:: WORK REQUIRED ::
How many lines in these records hold the string "name"? Reply with the number alone.

:: ENTRIES SUPPLIED ::
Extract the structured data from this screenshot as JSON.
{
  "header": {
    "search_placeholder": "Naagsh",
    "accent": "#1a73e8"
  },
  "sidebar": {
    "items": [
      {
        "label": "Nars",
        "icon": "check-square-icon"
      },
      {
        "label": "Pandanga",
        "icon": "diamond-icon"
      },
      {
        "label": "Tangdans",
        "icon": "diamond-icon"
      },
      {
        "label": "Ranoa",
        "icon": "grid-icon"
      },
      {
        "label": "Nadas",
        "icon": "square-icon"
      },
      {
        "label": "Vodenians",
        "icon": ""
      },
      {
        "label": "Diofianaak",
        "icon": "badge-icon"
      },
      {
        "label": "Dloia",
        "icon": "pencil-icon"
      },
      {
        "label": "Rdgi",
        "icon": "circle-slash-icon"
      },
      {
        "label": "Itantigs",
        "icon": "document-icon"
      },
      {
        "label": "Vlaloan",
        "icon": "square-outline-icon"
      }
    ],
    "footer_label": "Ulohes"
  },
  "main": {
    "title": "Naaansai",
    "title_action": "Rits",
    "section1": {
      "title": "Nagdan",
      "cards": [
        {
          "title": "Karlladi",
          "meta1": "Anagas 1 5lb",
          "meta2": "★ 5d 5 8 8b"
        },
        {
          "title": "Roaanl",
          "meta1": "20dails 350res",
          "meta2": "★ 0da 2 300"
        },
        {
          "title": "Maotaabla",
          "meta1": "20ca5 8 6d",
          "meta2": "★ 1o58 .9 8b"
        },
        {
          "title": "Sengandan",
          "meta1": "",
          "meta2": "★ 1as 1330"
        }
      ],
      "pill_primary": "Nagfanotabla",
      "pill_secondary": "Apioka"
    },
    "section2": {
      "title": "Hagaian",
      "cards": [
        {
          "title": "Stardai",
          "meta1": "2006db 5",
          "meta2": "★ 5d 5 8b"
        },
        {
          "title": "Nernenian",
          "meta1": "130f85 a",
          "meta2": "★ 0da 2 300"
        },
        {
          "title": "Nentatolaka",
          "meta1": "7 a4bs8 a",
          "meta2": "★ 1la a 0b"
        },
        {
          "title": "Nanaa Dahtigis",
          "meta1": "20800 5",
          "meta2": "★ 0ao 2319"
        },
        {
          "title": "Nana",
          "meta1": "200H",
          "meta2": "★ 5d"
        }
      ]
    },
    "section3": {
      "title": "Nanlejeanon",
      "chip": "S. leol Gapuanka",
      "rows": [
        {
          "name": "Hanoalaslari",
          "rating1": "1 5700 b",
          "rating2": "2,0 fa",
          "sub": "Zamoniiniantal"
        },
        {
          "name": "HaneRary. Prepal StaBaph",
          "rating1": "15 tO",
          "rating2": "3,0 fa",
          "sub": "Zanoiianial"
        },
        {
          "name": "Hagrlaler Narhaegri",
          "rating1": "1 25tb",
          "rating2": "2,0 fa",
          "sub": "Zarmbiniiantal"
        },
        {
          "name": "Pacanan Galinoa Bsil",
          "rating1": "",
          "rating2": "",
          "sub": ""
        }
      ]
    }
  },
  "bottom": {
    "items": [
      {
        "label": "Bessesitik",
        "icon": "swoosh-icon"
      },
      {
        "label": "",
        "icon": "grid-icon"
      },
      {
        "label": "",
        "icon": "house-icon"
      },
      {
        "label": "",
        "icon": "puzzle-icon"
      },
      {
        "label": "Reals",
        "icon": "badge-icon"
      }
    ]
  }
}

:: TASK OUTPUT ::
4